rebirth... the awakening of the serpent power (Kundalini)... energy
streaming up the spine, tremors, spasms and sometimes violent shaking
and twisting.... 8
"Such experiences," admits the Brain/Mind Bulletin, "are
common among people involved in Yoga, [Eastern] meditation and other
[pagan] spiritual disciplines...." 9
Transcendental Meditation (TM), one of the most
popular forms of yoga in the West, exemplifies the deliberate
misrepresentation that characterizes so much of today’s New Age scene.
Maharishi Mahesh Yogi at first introduced TM to the West as a Hindu
religious practice. He openly taught that its purpose was to produce "a
legendary substance called soma in the meditator’s body so the
gods of the Hindu pantheon could be fed and awakened."
But when TM was excluded from public schools and government funding as a
religious practice, Maharishi quickly deleted all reference to religion
and began presenting TM as pure science.
Such deliberate deceit says much about Maharishi’s
integrity. Nothing was changed except the labels. This deception has
been furthered by the many celebrities, who have practiced and then
enthusiastically promoted TM. Subsequent advertisements dishonestly
declared that TM "is not a religion, not a philosophy, not yoga...
involves no change of belief system...." In fact, TM involves all of
these. According to Kropinski, Maharishi told those on the inside:
It doesn’t matter if you lie teaching people... [because] TM is the
ultimate, absolute spiritual authority on the face of this Earth.
[TMers] are the only teachers and upholders of genuine spiritual
tradition.... They’re running the universe.
They are controlling the gods through the soma sacrifice. 11
Beachheads of Occult Invasion
The proliferating centers where yoga and other forms
of Eastern meditation are taught become focal points of the occult
invasion. Channeled messages describe such centers as "the first
beachheads secured by the approaching forces... to prepare the human
species for its collective awakening."
This so-called "awakening" into "higher consciousness" is actually the
demonization of mankind in preparation for Antichrist and his world
It is astonishing that millions of otherwise
intelligent and well-educated Westerners can be so easily persuaded to
accept as "truth" information transmitted by mysterious entities whom
they are unable to identify.
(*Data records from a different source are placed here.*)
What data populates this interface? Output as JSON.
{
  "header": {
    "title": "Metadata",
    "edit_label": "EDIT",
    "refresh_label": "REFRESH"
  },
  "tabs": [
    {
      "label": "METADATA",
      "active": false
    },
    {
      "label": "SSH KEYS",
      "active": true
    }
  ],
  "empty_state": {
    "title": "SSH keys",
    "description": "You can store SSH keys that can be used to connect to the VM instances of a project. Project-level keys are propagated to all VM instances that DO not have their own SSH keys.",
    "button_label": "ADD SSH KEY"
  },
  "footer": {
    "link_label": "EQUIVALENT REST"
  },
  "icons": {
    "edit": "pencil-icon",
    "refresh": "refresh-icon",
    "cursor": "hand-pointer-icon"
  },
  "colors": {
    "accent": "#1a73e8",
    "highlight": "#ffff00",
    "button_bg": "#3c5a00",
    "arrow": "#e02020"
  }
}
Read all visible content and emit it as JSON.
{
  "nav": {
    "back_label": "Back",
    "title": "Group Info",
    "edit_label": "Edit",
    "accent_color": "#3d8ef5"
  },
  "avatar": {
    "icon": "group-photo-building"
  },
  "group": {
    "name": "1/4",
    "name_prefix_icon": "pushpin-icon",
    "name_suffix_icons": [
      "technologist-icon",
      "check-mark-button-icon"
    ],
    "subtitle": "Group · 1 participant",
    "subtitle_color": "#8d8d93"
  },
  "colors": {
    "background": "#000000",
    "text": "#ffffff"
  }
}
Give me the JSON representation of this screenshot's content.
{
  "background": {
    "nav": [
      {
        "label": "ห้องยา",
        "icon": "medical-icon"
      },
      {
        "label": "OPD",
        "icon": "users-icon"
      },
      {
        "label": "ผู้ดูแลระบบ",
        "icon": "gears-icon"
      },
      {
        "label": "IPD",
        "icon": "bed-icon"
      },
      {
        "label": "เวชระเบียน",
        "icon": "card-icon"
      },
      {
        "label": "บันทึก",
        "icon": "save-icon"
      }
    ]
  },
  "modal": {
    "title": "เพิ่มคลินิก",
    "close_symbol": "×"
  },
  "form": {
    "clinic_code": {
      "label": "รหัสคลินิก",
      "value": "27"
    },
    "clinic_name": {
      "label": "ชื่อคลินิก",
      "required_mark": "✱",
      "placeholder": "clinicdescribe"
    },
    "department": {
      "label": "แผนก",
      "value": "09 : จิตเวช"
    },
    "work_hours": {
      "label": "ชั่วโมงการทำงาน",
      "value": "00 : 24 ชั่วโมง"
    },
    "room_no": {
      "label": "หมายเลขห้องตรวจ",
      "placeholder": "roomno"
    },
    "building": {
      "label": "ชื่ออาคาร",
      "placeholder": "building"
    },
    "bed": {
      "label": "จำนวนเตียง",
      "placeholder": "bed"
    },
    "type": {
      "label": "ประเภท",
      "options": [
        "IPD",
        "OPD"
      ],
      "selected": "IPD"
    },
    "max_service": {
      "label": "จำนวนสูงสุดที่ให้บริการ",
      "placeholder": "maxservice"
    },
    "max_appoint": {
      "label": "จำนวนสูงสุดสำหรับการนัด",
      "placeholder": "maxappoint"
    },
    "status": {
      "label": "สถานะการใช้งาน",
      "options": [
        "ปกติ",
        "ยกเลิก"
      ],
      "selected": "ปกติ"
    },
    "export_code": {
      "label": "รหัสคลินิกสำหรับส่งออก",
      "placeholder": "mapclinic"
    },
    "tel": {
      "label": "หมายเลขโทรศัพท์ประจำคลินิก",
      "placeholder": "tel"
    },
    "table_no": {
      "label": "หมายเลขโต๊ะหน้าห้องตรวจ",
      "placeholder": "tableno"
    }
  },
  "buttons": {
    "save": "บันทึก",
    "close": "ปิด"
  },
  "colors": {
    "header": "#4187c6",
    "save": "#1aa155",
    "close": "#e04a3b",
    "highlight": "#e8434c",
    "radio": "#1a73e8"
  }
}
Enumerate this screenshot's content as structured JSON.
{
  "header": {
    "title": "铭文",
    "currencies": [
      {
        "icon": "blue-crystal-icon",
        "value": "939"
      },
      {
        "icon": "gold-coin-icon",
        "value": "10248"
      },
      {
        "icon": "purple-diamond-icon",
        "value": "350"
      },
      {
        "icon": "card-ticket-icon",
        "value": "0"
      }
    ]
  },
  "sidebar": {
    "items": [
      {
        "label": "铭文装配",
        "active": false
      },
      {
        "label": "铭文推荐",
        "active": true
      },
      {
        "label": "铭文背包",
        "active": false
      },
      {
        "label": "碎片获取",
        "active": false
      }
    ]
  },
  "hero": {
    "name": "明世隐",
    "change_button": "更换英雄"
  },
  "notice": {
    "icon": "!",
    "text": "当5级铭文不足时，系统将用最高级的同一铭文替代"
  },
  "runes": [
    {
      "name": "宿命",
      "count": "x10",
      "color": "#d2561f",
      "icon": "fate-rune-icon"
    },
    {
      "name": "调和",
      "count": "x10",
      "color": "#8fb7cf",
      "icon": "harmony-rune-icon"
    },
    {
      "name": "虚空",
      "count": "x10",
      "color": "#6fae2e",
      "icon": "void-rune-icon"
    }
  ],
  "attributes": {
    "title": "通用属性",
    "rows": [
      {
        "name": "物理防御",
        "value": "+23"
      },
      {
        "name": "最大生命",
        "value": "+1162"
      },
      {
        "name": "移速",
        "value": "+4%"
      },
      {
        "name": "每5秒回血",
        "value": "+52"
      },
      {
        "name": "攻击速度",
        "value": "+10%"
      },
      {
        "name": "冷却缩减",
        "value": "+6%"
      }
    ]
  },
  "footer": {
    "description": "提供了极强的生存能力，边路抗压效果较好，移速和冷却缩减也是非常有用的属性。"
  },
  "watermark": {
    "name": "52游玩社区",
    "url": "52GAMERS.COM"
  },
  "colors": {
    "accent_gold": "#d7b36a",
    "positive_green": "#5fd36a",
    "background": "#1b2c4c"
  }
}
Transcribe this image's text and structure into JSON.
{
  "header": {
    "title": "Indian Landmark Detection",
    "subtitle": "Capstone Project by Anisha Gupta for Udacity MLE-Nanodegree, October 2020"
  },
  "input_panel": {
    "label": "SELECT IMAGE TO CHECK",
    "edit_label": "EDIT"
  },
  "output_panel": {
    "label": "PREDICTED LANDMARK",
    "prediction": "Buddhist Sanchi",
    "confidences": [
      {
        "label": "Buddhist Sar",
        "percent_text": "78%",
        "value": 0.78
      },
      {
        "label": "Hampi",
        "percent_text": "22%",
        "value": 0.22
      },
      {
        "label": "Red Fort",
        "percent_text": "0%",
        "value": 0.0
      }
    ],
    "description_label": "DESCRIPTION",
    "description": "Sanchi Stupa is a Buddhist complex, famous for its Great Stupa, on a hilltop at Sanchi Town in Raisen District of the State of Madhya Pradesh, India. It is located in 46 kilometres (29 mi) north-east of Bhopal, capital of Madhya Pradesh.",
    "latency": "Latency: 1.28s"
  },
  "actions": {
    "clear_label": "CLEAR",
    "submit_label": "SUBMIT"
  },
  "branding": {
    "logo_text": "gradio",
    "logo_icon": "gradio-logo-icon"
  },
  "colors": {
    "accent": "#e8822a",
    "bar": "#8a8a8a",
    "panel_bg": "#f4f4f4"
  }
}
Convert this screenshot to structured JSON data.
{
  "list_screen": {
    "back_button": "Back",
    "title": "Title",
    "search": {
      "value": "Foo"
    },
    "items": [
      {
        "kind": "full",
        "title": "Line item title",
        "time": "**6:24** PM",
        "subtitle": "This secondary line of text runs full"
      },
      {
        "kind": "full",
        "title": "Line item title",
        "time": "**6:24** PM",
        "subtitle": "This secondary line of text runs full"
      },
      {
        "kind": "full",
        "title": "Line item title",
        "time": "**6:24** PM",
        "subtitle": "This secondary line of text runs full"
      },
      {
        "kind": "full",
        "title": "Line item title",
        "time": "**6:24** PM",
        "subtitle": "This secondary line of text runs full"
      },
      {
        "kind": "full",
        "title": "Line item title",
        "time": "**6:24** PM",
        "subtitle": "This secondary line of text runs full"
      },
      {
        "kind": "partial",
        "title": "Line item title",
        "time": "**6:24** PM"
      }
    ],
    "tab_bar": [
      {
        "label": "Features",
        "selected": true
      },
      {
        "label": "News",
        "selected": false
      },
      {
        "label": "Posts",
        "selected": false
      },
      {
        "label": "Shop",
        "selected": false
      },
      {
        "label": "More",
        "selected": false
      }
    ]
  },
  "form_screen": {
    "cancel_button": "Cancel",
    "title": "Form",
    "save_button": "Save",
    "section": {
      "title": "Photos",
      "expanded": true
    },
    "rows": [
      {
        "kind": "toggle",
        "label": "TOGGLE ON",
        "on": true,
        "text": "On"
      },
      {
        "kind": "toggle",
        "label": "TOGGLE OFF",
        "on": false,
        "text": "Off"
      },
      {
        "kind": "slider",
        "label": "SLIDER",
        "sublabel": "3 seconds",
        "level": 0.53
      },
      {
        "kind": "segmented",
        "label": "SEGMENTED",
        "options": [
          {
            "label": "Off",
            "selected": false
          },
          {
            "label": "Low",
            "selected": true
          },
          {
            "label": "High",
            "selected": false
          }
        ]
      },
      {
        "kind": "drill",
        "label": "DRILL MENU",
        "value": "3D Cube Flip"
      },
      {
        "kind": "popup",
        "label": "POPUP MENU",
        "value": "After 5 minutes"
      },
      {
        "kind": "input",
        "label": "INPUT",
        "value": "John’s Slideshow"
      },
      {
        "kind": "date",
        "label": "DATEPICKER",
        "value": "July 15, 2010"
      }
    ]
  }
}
Yet this fact offers further proof of the
Genesis account of Satan’s seduction of Eve and confirms the universal
appeal of his lies.
The practice of yoga and other forms of Eastern
meditation creates the same altered state as do drugs, hypnosis,
drumming, dancing, visualization, and other shamanic techniques now so
widely used in the West. The door is opened to demonic seduction of
mankind. Incredibly, yoga is now widely practiced and promoted within
1 Jean Houston, Life Force: The Psycho-Historical Recovery of
the Self (Quest Books, 1993), pp. 254-56.
2 Ibid., pp. 211-42.
3 C. G. Jung, Memories, Dreams, Reflections (Pantheon Books,
1963), pp. 323-24.
4 "The World According to Ram," The Utne Reader, July/Aug.
1988, p. 80 abridged from Martin Gardner, The New Age: Notes of a
Fringe Watcher (Prometheus Books, 1988)
5 Robert Masters and Jean Houston, Mind Games (Dell
Publishing, 1972), pp. 13, 229-30; see also Houston, Life Force.
6 Georg Feuerstein, "A Brief History of Hatha Yoga, Part II," in
Yoga Journal, September/October 1987, p. 67.
7 Catherine Ingram, "Ken Wilber: The Pundit of Transpersonal
Psychology," in Yoga Journal, September/October 1987, p. 43.
8 Naomi Steinfeld, "Passages In: For People in Spiritual Crisis,"
In AHP Perspective, February 1986, p. 9
9 Brain/Mind Bulletin, July 12, 1982, p. 3
10 Art Kunkin, "Transcendental Meditation on Trial, Part Two," in
Whole Life Monthly, September 1987, pp. 14, 17.
11 Ibid., pp. 15-17.
12 Ken Carey, The Starseed Transmissions: Living in the
Post-Historic World (Harper Collins, 1991), pp. 54-55.
Dr. Ted Baehr
Dr. Tom Snyder
Copyright 2006, Ankerberg Theological Research Institute